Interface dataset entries
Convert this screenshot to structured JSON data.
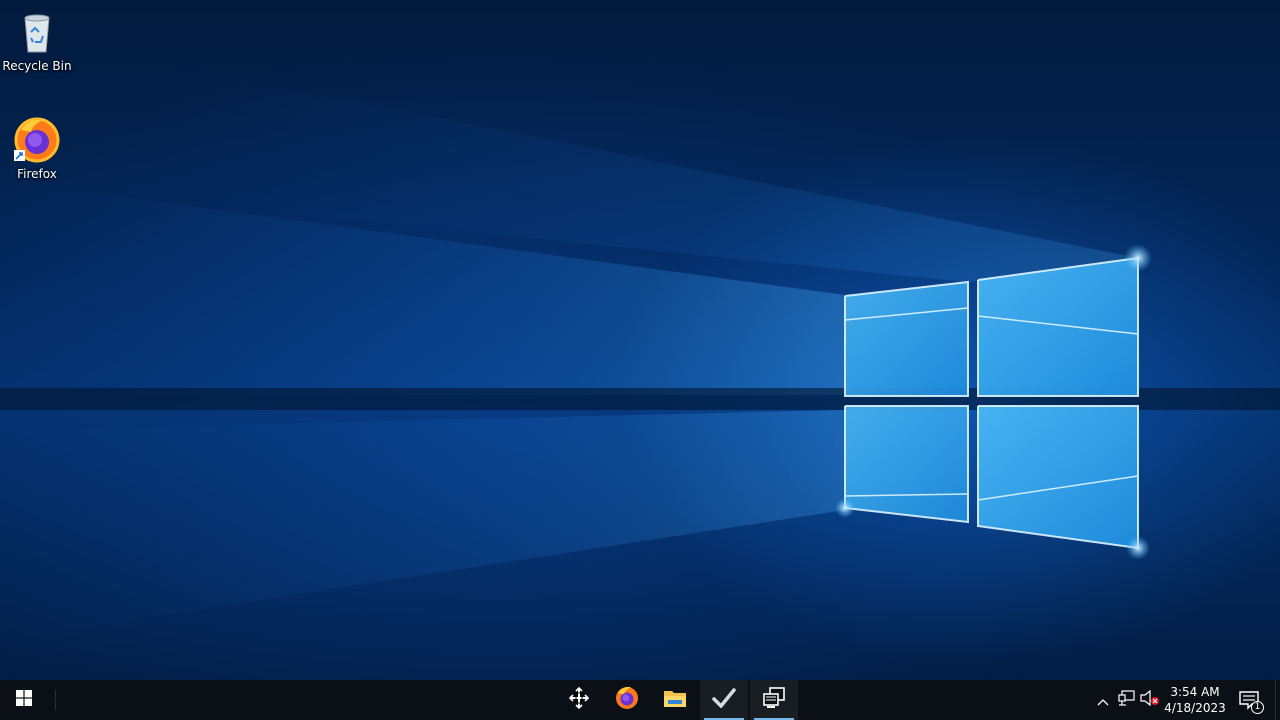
{
  "desktop": {
    "icons": [
      {
        "label": "Recycle Bin",
        "icon": "recycle-bin-icon"
      },
      {
        "label": "Firefox",
        "icon": "firefox-icon"
      }
    ]
  },
  "taskbar": {
    "start_icon": "windows-logo-icon",
    "pinned": [
      {
        "icon": "move-cursor-icon"
      },
      {
        "icon": "firefox-icon"
      },
      {
        "icon": "file-explorer-icon"
      },
      {
        "icon": "checkmark-app-icon"
      },
      {
        "icon": "remote-desktop-icon"
      }
    ],
    "tray": {
      "chevron_icon": "chevron-up-icon",
      "network_icon": "network-icon",
      "volume_icon": "volume-muted-icon",
      "time": "3:54 AM",
      "date": "4/18/2023",
      "notification_count": "1"
    }
  },
  "colors": {
    "taskbar_bg": "#0b1016",
    "accent": "#76b9ed"
  }
}
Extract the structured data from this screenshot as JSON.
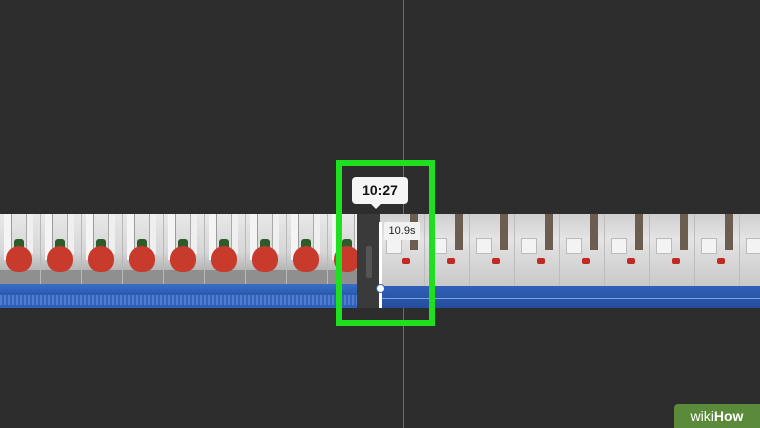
{
  "tooltip": {
    "time": "10:27"
  },
  "clip": {
    "duration": "10.9s"
  },
  "watermark": {
    "wiki": "wiki",
    "how": "How"
  },
  "colors": {
    "background": "#2d2d2d",
    "highlight": "#1fe01f",
    "audio": "#2f61b8",
    "watermark": "#5a8a3a"
  }
}
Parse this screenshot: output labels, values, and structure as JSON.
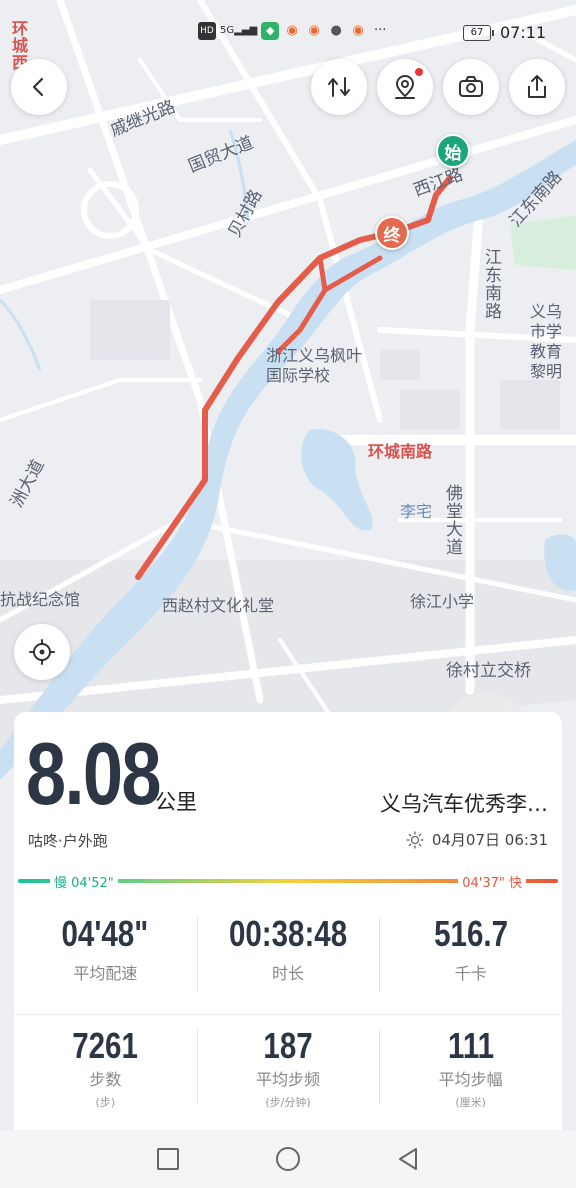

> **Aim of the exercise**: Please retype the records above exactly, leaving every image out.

> **Response**:
Convert this screenshot to structured JSON data.
{
  "desktop": {
    "icons": [
      {
        "label": "Recycle Bin",
        "icon": "recycle-bin-icon"
      },
      {
        "label": "Firefox",
        "icon": "firefox-icon"
      }
    ]
  },
  "taskbar": {
    "start_icon": "windows-logo-icon",
    "pinned": [
      {
        "icon": "move-cursor-icon"
      },
      {
        "icon": "firefox-icon"
      },
      {
        "icon": "file-explorer-icon"
      },
      {
        "icon": "checkmark-app-icon"
      },
      {
        "icon": "remote-desktop-icon"
      }
    ],
    "tray": {
      "chevron_icon": "chevron-up-icon",
      "network_icon": "network-icon",
      "volume_icon": "volume-muted-icon",
      "time": "3:54 AM",
      "date": "4/18/2023",
      "notification_count": "1"
    }
  },
  "colors": {
    "taskbar_bg": "#0b1016",
    "accent": "#76b9ed"
  }
}
Extract the structured data from this screenshot as JSON.
{
  "tooltip": {
    "time": "10:27"
  },
  "clip": {
    "duration": "10.9s"
  },
  "watermark": {
    "wiki": "wiki",
    "how": "How"
  },
  "colors": {
    "background": "#2d2d2d",
    "highlight": "#1fe01f",
    "audio": "#2f61b8",
    "watermark": "#5a8a3a"
  }
}
Parse this screenshot: output labels, values, and structure as JSON.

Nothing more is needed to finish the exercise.